THE PROBLEM ▸
For the records that follow, restate each one word for word and leave the images behind.

Page and application data records:
━━━━━━━━━━

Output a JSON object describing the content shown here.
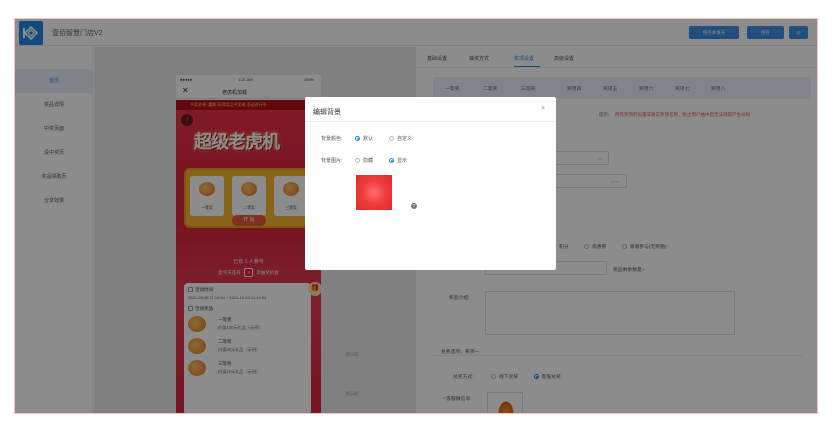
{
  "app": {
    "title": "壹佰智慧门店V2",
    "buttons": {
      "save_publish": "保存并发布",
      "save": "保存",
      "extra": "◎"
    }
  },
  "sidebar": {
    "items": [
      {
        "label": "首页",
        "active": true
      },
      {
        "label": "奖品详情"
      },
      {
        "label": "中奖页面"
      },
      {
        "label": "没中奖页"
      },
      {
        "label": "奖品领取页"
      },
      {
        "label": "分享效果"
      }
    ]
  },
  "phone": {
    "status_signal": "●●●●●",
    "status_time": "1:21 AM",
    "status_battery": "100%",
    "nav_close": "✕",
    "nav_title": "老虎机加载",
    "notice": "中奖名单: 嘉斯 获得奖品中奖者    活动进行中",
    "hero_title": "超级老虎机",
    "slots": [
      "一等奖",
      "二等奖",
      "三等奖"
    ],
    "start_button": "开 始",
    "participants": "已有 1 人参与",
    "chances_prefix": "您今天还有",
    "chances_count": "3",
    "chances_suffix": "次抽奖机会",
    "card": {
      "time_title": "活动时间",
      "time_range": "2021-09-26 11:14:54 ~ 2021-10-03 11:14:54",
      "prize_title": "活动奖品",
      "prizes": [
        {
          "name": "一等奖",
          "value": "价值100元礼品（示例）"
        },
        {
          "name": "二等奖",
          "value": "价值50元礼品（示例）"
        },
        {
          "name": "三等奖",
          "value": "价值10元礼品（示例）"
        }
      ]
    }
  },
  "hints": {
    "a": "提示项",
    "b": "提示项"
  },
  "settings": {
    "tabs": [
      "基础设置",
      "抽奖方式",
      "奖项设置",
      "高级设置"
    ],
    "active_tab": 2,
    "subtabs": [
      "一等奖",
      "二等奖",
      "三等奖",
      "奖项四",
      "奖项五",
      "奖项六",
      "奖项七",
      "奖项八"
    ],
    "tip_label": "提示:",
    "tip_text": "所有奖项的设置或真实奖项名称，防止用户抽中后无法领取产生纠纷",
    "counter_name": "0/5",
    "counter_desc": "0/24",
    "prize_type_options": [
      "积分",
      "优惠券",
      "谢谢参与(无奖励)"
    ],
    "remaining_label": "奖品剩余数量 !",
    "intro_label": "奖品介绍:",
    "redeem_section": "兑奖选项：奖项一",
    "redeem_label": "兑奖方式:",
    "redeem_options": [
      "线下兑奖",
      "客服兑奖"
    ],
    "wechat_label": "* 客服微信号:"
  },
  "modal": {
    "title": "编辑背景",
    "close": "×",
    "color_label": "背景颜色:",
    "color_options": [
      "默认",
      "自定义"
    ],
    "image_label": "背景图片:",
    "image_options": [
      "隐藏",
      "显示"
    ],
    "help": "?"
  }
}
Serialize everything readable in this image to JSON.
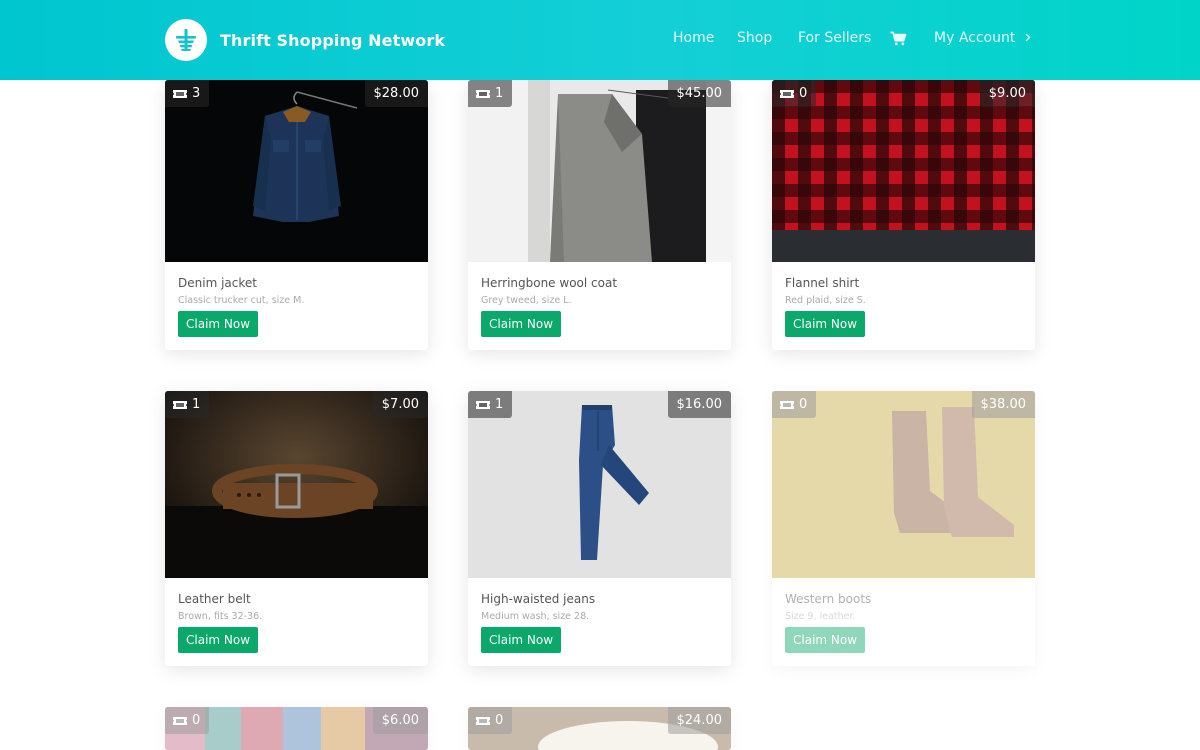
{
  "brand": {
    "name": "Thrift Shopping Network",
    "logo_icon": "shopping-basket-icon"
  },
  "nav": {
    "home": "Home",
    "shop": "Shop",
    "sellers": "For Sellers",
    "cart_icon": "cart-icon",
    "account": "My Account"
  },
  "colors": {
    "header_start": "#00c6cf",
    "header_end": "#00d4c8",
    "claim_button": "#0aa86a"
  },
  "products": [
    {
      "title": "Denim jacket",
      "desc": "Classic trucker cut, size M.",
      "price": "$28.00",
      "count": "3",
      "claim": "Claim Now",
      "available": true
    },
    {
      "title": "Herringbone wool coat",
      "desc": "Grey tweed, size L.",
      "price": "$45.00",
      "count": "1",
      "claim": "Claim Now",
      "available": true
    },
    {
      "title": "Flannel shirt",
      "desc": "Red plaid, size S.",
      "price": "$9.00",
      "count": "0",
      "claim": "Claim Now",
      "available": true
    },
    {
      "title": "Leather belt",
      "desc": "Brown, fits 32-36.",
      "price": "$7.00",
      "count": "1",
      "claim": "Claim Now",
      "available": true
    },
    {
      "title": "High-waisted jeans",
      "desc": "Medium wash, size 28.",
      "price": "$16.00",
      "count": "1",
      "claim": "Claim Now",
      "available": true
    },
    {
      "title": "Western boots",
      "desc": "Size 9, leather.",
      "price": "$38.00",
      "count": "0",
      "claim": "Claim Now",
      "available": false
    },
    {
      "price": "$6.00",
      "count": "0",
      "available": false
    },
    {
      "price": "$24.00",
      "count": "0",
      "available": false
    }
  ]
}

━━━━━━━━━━

OUTPUT BELOW ▸
Output a JSON object describing the content shown here.
{
  "app": {
    "title": "壹佰智慧门店V2",
    "buttons": {
      "save_publish": "保存并发布",
      "save": "保存",
      "extra": "◎"
    }
  },
  "sidebar": {
    "items": [
      {
        "label": "首页",
        "active": true
      },
      {
        "label": "奖品详情"
      },
      {
        "label": "中奖页面"
      },
      {
        "label": "没中奖页"
      },
      {
        "label": "奖品领取页"
      },
      {
        "label": "分享效果"
      }
    ]
  },
  "phone": {
    "status_signal": "●●●●●",
    "status_time": "1:21 AM",
    "status_battery": "100%",
    "nav_close": "✕",
    "nav_title": "老虎机加载",
    "notice": "中奖名单: 嘉斯 获得奖品中奖者    活动进行中",
    "hero_title": "超级老虎机",
    "slots": [
      "一等奖",
      "二等奖",
      "三等奖"
    ],
    "start_button": "开 始",
    "participants": "已有 1 人参与",
    "chances_prefix": "您今天还有",
    "chances_count": "3",
    "chances_suffix": "次抽奖机会",
    "card": {
      "time_title": "活动时间",
      "time_range": "2021-09-26 11:14:54 ~ 2021-10-03 11:14:54",
      "prize_title": "活动奖品",
      "prizes": [
        {
          "name": "一等奖",
          "value": "价值100元礼品（示例）"
        },
        {
          "name": "二等奖",
          "value": "价值50元礼品（示例）"
        },
        {
          "name": "三等奖",
          "value": "价值10元礼品（示例）"
        }
      ]
    }
  },
  "hints": {
    "a": "提示项",
    "b": "提示项"
  },
  "settings": {
    "tabs": [
      "基础设置",
      "抽奖方式",
      "奖项设置",
      "高级设置"
    ],
    "active_tab": 2,
    "subtabs": [
      "一等奖",
      "二等奖",
      "三等奖",
      "奖项四",
      "奖项五",
      "奖项六",
      "奖项七",
      "奖项八"
    ],
    "tip_label": "提示:",
    "tip_text": "所有奖项的设置或真实奖项名称，防止用户抽中后无法领取产生纠纷",
    "counter_name": "0/5",
    "counter_desc": "0/24",
    "prize_type_options": [
      "积分",
      "优惠券",
      "谢谢参与(无奖励)"
    ],
    "remaining_label": "奖品剩余数量 !",
    "intro_label": "奖品介绍:",
    "redeem_section": "兑奖选项：奖项一",
    "redeem_label": "兑奖方式:",
    "redeem_options": [
      "线下兑奖",
      "客服兑奖"
    ],
    "wechat_label": "* 客服微信号:"
  },
  "modal": {
    "title": "编辑背景",
    "close": "×",
    "color_label": "背景颜色:",
    "color_options": [
      "默认",
      "自定义"
    ],
    "image_label": "背景图片:",
    "image_options": [
      "隐藏",
      "显示"
    ],
    "help": "?"
  }
}
Serialize everything readable in this image to JSON.
{
  "brand": {
    "name": "Thrift Shopping Network",
    "logo_icon": "shopping-basket-icon"
  },
  "nav": {
    "home": "Home",
    "shop": "Shop",
    "sellers": "For Sellers",
    "cart_icon": "cart-icon",
    "account": "My Account"
  },
  "colors": {
    "header_start": "#00c6cf",
    "header_end": "#00d4c8",
    "claim_button": "#0aa86a"
  },
  "products": [
    {
      "title": "Denim jacket",
      "desc": "Classic trucker cut, size M.",
      "price": "$28.00",
      "count": "3",
      "claim": "Claim Now",
      "available": true
    },
    {
      "title": "Herringbone wool coat",
      "desc": "Grey tweed, size L.",
      "price": "$45.00",
      "count": "1",
      "claim": "Claim Now",
      "available": true
    },
    {
      "title": "Flannel shirt",
      "desc": "Red plaid, size S.",
      "price": "$9.00",
      "count": "0",
      "claim": "Claim Now",
      "available": true
    },
    {
      "title": "Leather belt",
      "desc": "Brown, fits 32-36.",
      "price": "$7.00",
      "count": "1",
      "claim": "Claim Now",
      "available": true
    },
    {
      "title": "High-waisted jeans",
      "desc": "Medium wash, size 28.",
      "price": "$16.00",
      "count": "1",
      "claim": "Claim Now",
      "available": true
    },
    {
      "title": "Western boots",
      "desc": "Size 9, leather.",
      "price": "$38.00",
      "count": "0",
      "claim": "Claim Now",
      "available": false
    },
    {
      "price": "$6.00",
      "count": "0",
      "available": false
    },
    {
      "price": "$24.00",
      "count": "0",
      "available": false
    }
  ]
}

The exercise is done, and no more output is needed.